Input:

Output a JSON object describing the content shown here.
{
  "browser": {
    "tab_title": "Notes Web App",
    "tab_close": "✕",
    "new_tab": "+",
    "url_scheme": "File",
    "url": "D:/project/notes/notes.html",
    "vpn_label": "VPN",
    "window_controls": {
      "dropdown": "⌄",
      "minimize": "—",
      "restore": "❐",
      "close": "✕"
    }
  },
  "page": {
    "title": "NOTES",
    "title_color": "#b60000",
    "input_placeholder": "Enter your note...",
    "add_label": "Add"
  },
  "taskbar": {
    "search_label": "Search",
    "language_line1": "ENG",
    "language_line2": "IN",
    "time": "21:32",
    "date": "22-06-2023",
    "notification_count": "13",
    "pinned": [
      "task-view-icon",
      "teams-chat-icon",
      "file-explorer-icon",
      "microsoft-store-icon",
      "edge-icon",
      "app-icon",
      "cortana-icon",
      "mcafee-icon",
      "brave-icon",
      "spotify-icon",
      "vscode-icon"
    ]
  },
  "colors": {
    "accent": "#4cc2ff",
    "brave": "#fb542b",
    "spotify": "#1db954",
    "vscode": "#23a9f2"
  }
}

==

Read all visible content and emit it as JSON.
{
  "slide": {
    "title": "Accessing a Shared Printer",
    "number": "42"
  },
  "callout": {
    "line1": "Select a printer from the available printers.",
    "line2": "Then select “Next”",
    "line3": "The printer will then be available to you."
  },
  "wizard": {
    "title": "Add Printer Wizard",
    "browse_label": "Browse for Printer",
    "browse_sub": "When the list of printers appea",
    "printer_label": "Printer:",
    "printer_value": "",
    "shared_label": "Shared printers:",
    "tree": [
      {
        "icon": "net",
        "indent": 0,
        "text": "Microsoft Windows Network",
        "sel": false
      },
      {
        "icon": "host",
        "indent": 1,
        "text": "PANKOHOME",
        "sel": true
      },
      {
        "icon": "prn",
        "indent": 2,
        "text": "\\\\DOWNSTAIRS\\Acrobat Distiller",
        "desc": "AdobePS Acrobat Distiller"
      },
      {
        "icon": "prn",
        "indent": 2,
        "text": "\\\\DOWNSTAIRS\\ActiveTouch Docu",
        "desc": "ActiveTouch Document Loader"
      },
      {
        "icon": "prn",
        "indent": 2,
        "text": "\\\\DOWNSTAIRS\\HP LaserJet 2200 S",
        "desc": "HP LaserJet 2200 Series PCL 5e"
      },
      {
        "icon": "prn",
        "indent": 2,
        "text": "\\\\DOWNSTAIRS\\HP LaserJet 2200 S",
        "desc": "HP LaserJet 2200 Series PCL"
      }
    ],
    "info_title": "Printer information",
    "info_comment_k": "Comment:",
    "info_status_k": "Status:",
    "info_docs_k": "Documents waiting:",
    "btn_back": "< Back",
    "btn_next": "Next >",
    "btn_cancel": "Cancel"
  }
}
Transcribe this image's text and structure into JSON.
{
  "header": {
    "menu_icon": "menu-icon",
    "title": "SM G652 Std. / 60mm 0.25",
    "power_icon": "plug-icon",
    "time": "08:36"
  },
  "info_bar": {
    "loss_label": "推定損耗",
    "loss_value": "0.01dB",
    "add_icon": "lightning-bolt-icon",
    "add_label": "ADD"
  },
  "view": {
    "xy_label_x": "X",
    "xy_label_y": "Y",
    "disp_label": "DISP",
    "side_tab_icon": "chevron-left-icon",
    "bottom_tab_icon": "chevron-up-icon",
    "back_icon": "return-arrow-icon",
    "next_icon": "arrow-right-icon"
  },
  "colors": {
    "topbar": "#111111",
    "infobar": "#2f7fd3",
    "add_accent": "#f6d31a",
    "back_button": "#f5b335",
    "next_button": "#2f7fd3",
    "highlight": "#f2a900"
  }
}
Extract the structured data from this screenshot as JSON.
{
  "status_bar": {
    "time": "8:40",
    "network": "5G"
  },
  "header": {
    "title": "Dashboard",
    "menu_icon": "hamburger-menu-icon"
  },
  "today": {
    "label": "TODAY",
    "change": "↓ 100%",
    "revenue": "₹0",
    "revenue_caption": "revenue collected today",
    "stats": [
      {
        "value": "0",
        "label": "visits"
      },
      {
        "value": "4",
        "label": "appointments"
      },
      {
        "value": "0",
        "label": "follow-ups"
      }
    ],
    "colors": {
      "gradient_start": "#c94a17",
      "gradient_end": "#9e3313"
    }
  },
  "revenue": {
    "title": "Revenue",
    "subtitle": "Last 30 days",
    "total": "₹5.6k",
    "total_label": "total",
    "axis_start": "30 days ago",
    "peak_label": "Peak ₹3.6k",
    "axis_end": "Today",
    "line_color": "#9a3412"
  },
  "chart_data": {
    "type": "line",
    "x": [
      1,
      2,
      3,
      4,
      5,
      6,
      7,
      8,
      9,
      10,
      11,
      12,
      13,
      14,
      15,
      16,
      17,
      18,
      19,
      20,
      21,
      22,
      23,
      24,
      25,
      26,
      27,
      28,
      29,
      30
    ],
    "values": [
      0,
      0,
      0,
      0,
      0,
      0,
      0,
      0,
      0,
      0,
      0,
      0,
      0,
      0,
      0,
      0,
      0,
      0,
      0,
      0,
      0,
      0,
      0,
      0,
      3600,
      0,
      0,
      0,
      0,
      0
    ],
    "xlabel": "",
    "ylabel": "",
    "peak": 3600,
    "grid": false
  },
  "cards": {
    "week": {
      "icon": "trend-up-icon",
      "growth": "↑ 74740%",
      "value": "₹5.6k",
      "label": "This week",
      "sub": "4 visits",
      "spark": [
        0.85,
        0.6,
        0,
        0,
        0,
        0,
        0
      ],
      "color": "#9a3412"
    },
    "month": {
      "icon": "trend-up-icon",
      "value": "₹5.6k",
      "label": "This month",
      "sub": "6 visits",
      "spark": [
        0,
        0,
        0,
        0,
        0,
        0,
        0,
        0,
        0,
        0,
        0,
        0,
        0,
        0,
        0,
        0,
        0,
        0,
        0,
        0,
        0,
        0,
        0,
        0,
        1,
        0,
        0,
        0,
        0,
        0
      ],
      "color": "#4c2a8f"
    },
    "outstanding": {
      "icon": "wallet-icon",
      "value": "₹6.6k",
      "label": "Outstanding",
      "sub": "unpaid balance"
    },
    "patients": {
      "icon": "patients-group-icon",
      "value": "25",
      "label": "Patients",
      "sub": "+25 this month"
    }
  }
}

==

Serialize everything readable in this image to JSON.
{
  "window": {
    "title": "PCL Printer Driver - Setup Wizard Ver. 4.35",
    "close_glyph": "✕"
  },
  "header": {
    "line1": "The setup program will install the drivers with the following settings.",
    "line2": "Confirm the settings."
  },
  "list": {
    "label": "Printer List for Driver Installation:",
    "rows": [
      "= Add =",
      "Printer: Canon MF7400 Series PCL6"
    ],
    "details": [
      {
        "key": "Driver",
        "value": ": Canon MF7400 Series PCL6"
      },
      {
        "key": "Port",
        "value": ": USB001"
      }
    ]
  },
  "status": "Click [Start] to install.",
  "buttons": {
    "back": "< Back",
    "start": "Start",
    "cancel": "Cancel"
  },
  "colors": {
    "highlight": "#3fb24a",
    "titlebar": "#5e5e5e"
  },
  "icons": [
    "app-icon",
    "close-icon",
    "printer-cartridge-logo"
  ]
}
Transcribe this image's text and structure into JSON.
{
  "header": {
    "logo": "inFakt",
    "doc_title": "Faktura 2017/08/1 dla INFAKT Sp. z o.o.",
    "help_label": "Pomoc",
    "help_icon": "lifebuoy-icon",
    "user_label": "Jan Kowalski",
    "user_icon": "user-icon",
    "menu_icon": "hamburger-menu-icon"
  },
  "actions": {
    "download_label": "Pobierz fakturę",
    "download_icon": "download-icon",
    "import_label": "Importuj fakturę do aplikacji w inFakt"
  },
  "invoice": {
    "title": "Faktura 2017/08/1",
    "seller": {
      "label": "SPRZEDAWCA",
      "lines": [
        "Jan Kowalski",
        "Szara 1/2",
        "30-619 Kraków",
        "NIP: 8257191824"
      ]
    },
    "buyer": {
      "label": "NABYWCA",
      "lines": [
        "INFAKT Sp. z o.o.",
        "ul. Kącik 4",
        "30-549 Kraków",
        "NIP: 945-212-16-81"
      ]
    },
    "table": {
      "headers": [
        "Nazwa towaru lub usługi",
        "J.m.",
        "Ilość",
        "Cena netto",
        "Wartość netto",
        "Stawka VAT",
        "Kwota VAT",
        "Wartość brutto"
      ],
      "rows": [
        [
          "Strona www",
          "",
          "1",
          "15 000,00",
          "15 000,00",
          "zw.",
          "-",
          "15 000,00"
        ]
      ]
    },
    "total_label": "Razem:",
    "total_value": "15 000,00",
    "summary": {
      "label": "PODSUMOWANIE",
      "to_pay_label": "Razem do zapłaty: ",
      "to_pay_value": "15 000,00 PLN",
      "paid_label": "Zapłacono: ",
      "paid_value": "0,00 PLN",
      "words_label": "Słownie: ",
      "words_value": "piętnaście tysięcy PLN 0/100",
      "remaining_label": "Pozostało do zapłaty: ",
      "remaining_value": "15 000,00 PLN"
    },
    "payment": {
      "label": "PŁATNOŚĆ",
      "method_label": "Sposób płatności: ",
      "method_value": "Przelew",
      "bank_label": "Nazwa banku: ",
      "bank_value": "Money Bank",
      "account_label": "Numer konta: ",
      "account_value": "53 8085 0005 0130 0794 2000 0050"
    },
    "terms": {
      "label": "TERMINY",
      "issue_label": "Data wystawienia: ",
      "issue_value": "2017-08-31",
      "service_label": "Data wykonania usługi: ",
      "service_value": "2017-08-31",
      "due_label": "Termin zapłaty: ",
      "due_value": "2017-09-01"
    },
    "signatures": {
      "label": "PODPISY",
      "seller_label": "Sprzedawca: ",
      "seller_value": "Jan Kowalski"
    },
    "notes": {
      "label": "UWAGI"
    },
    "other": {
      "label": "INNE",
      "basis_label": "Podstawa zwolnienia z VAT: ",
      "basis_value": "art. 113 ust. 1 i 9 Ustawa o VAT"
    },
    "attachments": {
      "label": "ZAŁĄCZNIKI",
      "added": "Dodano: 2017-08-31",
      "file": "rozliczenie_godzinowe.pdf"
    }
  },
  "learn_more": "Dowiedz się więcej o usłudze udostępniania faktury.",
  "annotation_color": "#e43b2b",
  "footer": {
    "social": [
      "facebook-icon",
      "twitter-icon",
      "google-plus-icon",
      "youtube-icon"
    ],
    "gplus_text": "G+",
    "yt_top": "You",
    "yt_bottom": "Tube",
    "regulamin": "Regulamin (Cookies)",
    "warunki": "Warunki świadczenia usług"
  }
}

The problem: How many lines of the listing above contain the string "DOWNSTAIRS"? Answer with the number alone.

Response: 4